Tony and Sharon Makai are fielding five to 10 calls daily from young families seeking accommodation at the Silver Birch Holiday Park.
The couple took over the lease 12 months ago after managing another campground in Auckland and Mr Makai said he was "shocked" at the sheer numbers of inquiries. "It started from day one, with people ringing."
He did not like turning people away adding, "I hate telling them no and I'm glad they don't bring their kids, or I'll say yes."
That all went downhill when I turned 18 because I thought I can get all these things on hire purchase, it was stupid.
The day the Bay of Plenty Times visited, four families and a combination of seven couples and singles were living at the campground.
Some accommodation was taken up by kiwifruit workers which would be "filled up with families once the season finishes".
Conditions were not ideal but beat "living in your car with your kids".
The Makais did not envision the campground they run being a refuge - each cabin could fetch far more on a nightly basis. But Mr Makai said it was a call they were prepared to make for the families.
Amanda Brown was paying $350 at the holiday park for a small two-bedroom unit that had a tiny kitchen and bathroom with partner Michael and her son, Jackson, aged three.

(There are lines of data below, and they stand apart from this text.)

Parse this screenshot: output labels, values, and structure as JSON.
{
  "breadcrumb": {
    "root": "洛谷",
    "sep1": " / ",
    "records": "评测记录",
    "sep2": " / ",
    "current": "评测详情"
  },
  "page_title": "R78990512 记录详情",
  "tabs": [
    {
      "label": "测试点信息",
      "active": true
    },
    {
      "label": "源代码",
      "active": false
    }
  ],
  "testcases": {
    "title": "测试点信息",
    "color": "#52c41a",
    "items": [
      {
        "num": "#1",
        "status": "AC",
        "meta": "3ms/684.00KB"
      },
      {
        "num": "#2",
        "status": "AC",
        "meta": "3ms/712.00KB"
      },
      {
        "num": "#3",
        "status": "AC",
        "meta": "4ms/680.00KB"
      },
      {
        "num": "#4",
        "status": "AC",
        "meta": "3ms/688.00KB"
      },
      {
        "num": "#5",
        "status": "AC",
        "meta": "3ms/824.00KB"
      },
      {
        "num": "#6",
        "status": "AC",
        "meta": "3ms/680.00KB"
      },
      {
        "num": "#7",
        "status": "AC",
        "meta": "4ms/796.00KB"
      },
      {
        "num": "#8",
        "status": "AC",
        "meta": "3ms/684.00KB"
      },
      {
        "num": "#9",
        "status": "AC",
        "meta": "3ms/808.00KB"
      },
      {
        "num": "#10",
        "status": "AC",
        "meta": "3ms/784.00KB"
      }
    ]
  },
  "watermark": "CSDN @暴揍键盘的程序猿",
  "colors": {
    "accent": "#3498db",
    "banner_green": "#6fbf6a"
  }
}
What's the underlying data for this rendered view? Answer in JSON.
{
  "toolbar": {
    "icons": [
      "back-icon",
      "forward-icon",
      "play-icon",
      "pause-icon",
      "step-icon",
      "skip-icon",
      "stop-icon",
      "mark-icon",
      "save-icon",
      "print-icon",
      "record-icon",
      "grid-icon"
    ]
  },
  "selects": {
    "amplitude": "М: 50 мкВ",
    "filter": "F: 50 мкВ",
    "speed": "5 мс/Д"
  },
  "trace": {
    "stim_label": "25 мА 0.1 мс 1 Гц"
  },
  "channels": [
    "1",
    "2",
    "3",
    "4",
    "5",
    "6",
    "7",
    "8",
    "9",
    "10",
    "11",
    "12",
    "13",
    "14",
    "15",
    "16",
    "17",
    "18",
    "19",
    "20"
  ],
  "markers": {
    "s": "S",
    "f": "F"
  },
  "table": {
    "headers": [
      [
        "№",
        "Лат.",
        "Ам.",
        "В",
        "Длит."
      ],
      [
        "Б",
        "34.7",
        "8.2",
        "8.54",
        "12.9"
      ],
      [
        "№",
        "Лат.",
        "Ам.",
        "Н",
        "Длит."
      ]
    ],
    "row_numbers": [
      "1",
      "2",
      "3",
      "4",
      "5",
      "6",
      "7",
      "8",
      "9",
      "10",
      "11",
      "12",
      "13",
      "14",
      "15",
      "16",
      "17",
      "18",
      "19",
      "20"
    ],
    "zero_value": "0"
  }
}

The family arrived three months ago after sleeping in their car and leaving Palmerston North for a better life in the Bay. Both had secured work but Ms Brown's 2-year-old daughter, Hailey, lives with her father in Rotorua, "that is the price I've paid for living in a camping ground and being homeless".
View a video of Ms Brown's cabin below, or mobile and app users click here.
"I hate it with a passion. You get some drama staying here and people look down their noses at you but I want to stay in Tauranga. I lived here four years ago and loved it."
She has tried to make her surroundings warm and inviting with various knick knacks and family photos. A broken down oil filled heater sits beside an old cane bookshelf where "dream" and "home" signs take pride of place. But the unit is cold.
A bad rental history, accumulated as a teenager flatting with others, was her downfall, she said.
"I was young and stupid and now I just want a chance. I've changed but landlords aren't interested. We've looked at homes alongside 20 other families but we haven't got a show. I don't want to stay in a camping ground for the rest of my life."
Tarihira Morgan said she was also paying the price for getting into arrears which ended with an eviction two months ago.
"I chose food over paying the rent to feed my kids because I was struggling ..."
The mother of three sits on a double bed in a cramped cabin with two bunks, a sink, fridge and hot plate.
I was young and stupid and now I just want a chance. I've changed but landlords aren't interested ... I don't want to stay in a camping ground for the rest of my life.
During the week she takes her nine-year-old to school on the bus and tries to keep her trio from annoying the neighbours too much - hence the hot plate.
"I try to cook in here because I don't want them touching other people's food in the kitchen."
There are no creature comforts of home, artworks on the walls or room to walk to about. Ms Morgan's tale involves a bad credit history that started when she was younger.
"That all went downhill when I turned 18 because I thought I can get all these things on hire purchase, it was stupid.
"Now I am more conscious of what I am doing with my money because I have rental agents coming back to me and saying I am not getting houses because of my credit rating which is proof of me not paying things. I should not have done that and I am doing something to get rid of it."
The beneficiary said it was hard to describe the impact of her current position and it had been a tough lesson she was determined to recover from. In the future Ms Morgan hoped to return to study as a hairdresser and was looking for a part-time job.
The owners of the holiday park had reduced her rent from $350 to $300 per week to help her out and she would be upgraded to a unit with ensuite facilities when one became available.
After paying that Ms Morgan was left with $140 from her benefit to live on and support her kids.
View video of what Mr Makai has to say about the housing problem below, or mobile and app users click here.